Singapore might be a world leader in many things but sport isn’t one of them, although they do boast top class table tennis players who go into the Commonwealth Games as firm favourites.
The tiny, but wealthy, city-state is expected to send 71 athletes who will compete in nine of the 17 sports being contested, although the full team has yet to be confirmed amid concerns over security in Delhi.
Their aim is to better the five gold, six silver and seven bronze medals they won in Melbourne four years ago.
Singaporean hopes lie heavily with their paddlers, who supplied four of their gold medals in Melbourne — women’s team, mixed doubles, women’s singles and women’s doubles.
In fact, 11 of their total Games medal haul of 18 came in table tennis, and more of the same is expected in Delhi.

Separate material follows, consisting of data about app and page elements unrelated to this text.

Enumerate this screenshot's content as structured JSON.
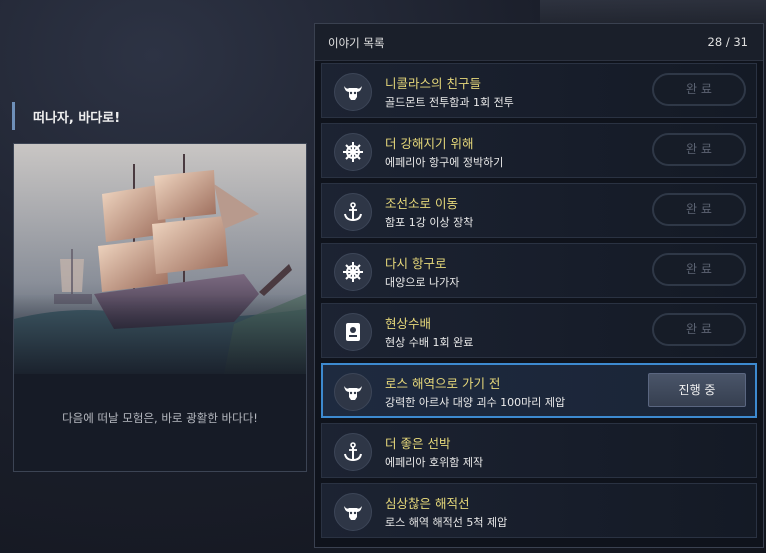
{
  "left": {
    "title": "떠나자, 바다로!",
    "caption": "다음에 떠날 모험은, 바로 광활한 바다다!"
  },
  "panel": {
    "title": "이야기 목록",
    "count": "28 / 31"
  },
  "quests": [
    {
      "title": "니콜라스의 친구들",
      "sub": "골드몬트 전투함과 1회 전투",
      "icon": "bull-skull-icon",
      "status": "완 료"
    },
    {
      "title": "더 강해지기 위해",
      "sub": "에페리아 항구에 정박하기",
      "icon": "ship-wheel-icon",
      "status": "완 료"
    },
    {
      "title": "조선소로 이동",
      "sub": "함포 1강 이상 장착",
      "icon": "anchor-icon",
      "status": "완 료"
    },
    {
      "title": "다시 항구로",
      "sub": "대양으로 나가자",
      "icon": "ship-wheel-icon",
      "status": "완 료"
    },
    {
      "title": "현상수배",
      "sub": "현상 수배 1회 완료",
      "icon": "wanted-poster-icon",
      "status": "완 료"
    },
    {
      "title": "로스 해역으로 가기 전",
      "sub": "강력한 아르샤 대양 괴수 100마리 제압",
      "icon": "bull-skull-icon",
      "status": "진행 중"
    },
    {
      "title": "더 좋은 선박",
      "sub": "에페리아 호위함 제작",
      "icon": "anchor-icon",
      "status": ""
    },
    {
      "title": "심상찮은 해적선",
      "sub": "로스 해역 해적선 5척 제압",
      "icon": "bull-skull-icon",
      "status": ""
    }
  ],
  "colors": {
    "quest_title": "#e6d87a",
    "active_border": "#3d8ad0",
    "panel_bg": "#0f131c"
  }
}
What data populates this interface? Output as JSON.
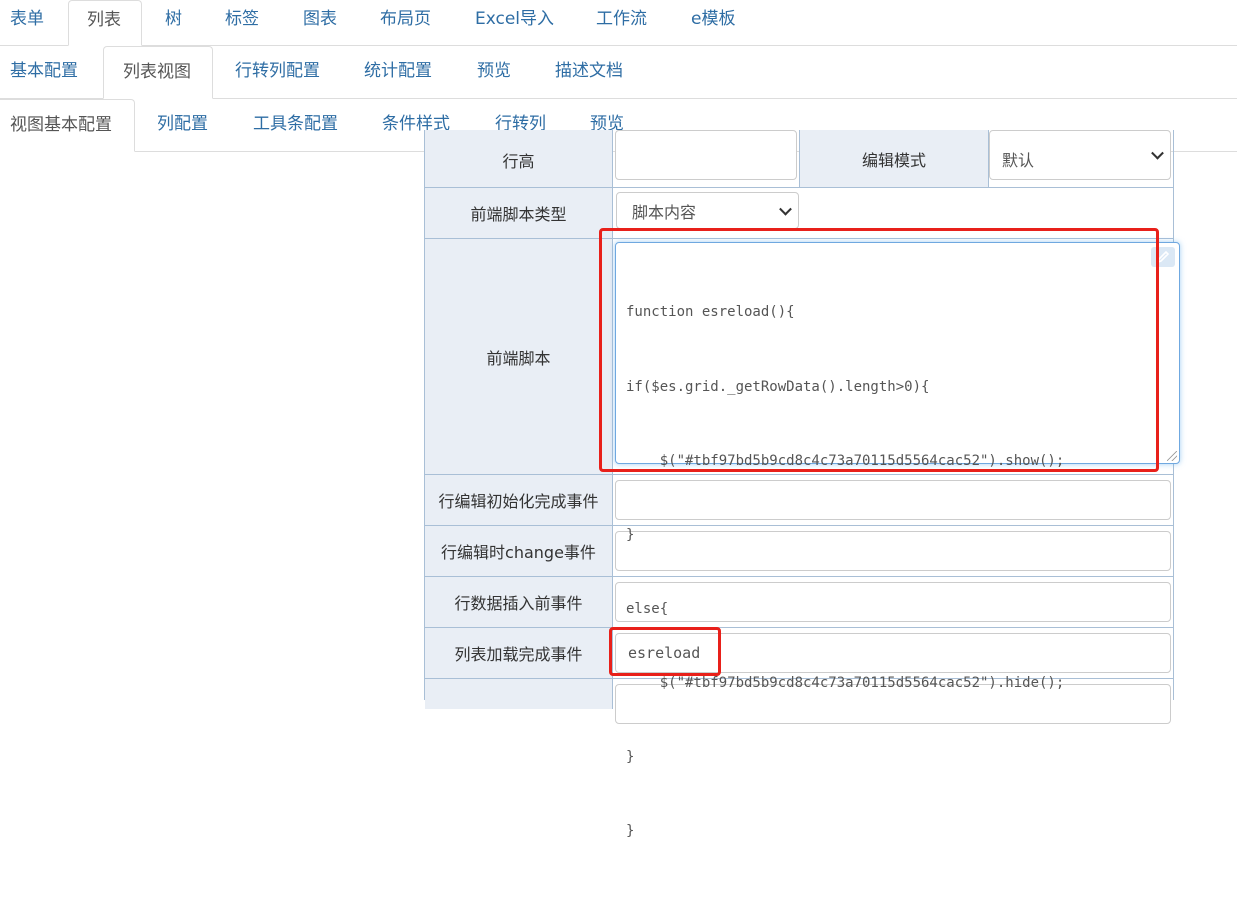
{
  "tabs_level1": [
    "表单",
    "列表",
    "树",
    "标签",
    "图表",
    "布局页",
    "Excel导入",
    "工作流",
    "e模板"
  ],
  "tabs_level1_active": 1,
  "tabs_level2": [
    "基本配置",
    "列表视图",
    "行转列配置",
    "统计配置",
    "预览",
    "描述文档"
  ],
  "tabs_level2_active": 1,
  "tabs_level3": [
    "视图基本配置",
    "列配置",
    "工具条配置",
    "条件样式",
    "行转列",
    "预览"
  ],
  "tabs_level3_active": 0,
  "form": {
    "row_height_label": "行高",
    "row_height_value": "",
    "edit_mode_label": "编辑模式",
    "edit_mode_value": "默认",
    "script_type_label": "前端脚本类型",
    "script_type_value": "脚本内容",
    "script_label": "前端脚本",
    "script_lines": [
      "function esreload(){",
      "if($es.grid._getRowData().length>0){",
      "    $(\"#tbf97bd5b9cd8c4c73a70115d5564cac52\").show();",
      "}",
      "else{",
      "    $(\"#tbf97bd5b9cd8c4c73a70115d5564cac52\").hide();",
      "}",
      "}"
    ],
    "row_edit_init_label": "行编辑初始化完成事件",
    "row_edit_init_value": "",
    "row_edit_change_label": "行编辑时change事件",
    "row_edit_change_value": "",
    "before_insert_label": "行数据插入前事件",
    "before_insert_value": "",
    "load_complete_label": "列表加载完成事件",
    "load_complete_value": "esreload"
  },
  "colors": {
    "tab_link": "#2e6da4",
    "label_bg": "#e9eef5",
    "table_border": "#a9bfd6",
    "highlight": "#e8201a"
  }
}
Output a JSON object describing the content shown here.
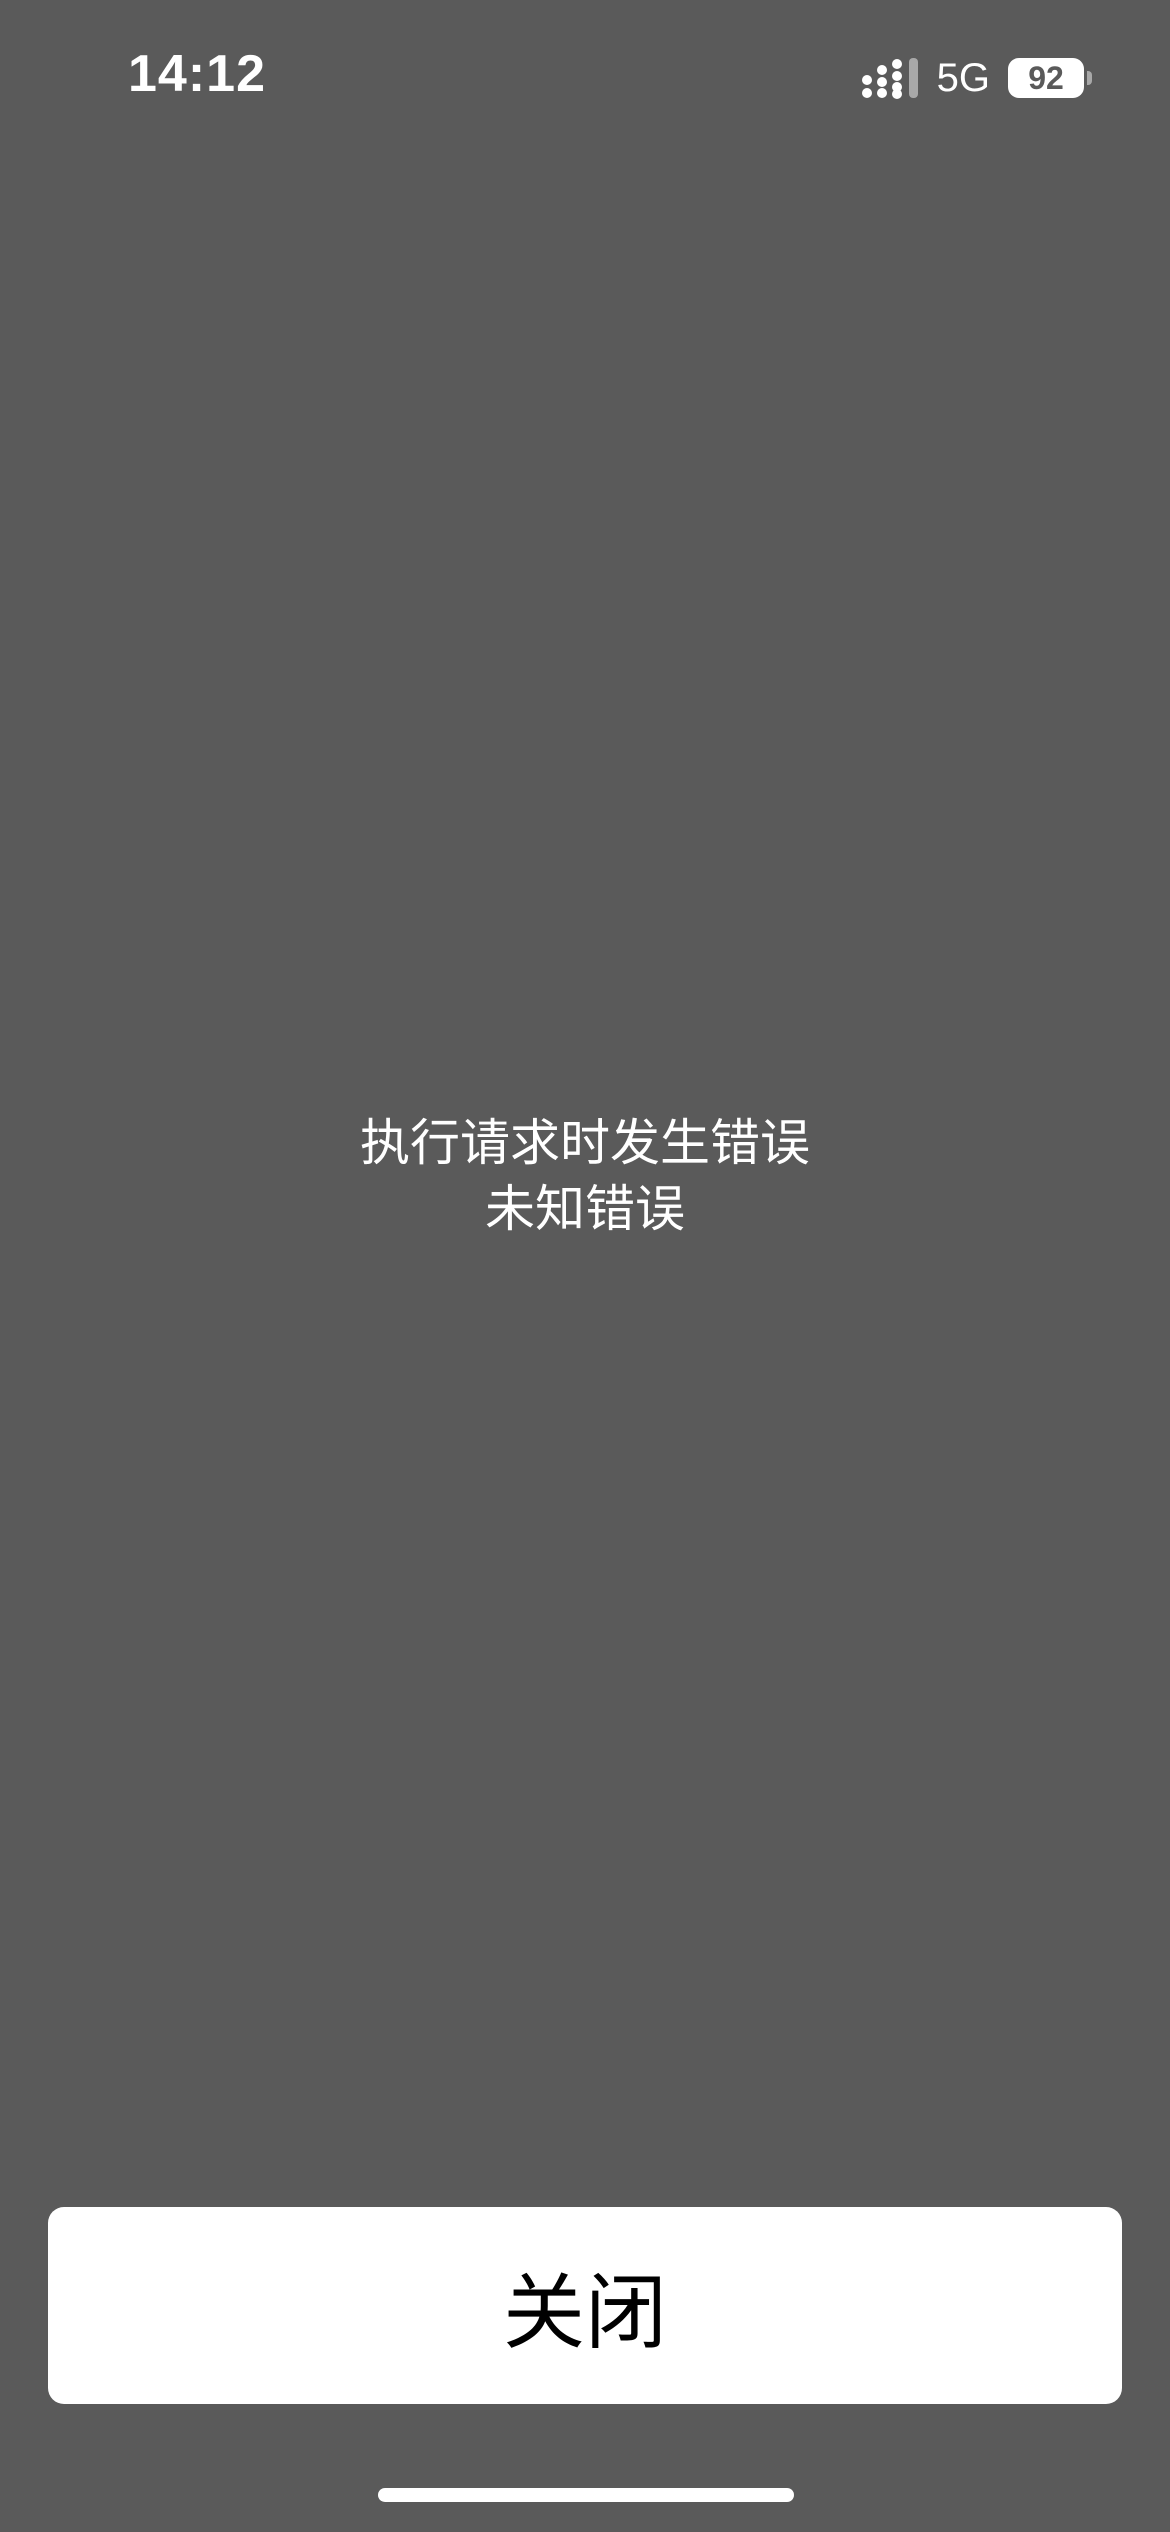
{
  "status_bar": {
    "time": "14:12",
    "signal_icon": "cellular-signal-icon",
    "network": "5G",
    "battery_level": "92",
    "battery_icon": "battery-icon"
  },
  "message": {
    "title": "执行请求时发生错误",
    "detail": "未知错误"
  },
  "close_button": {
    "label": "关闭"
  },
  "colors": {
    "background": "#5a5a5a",
    "button_background": "#ffffff",
    "text_light": "#ffffff",
    "text_dark": "#000000"
  }
}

The tone was set at the world team championships in Moscow in June when Singapore’s women upset heavily-fancied China to take the title, and the likes of Feng Tianwei, Wang Yuegu, and Sun Beibei will be difficult to beat in Delhi.
Singapore’s men paddlers are not in the same league, but should still challenge for podium places with the experienced Yang Chuan Ning recently appointed as their new coach
A Chinese native, Yang has groomed numerous Olympic and world champions and the Singapore Table Tennis Association is overjoyed that he is onboard.
“We are ecstatic to have attracted one of the top coaches to Singapore Table Tennis Association,” said president Er Lee Bee Wah.
“Yang Chuan Ning brings a wealth of experience with him in developing table tennis players and I believe he will take our men paddlers to the next level.”
Singapore also has a strong chance of medalling in the pool through Tao Li, who impressed when she finished fifth in the 50m butterfly at the Beijing Olympics.
“I have pressure, but I hope it can be a motivation for me as well,” the 20-year-old recently told local media.
“I’m always confident in myself, because being an athlete you must be confident in yourself so you can compete in the higher levels, and not be mentally down.”
Breastroker Parker Lam is seen as Singapore?s best hope on the men’s side.
Singapore is also traditionally strong in shooting and they have opportunities in badminton with most of the sport’s world powers, such as China, South Korea, Indonesia, not eligible for these Games.
The biggest threat for Singaporean shuttlers should come from Malaysia, England and India.
Yao Lei and Shinta Mulia Sari, likely to be the top seeds in the women’s doubles, are a decent gold medal chance, while seasoned campaigners Hendri Kurniawan Saputra and Hendra Wijaya should challenge in the men’s doubles.
Elsewhere, the country is sending a female weightlifter to a major Games for the first time. Helena Wong will fly the flag, but is not expected to medal.
Singapore has participated in 13 Commonwealth Games, beginning in 1958 in Cardiff, Wales.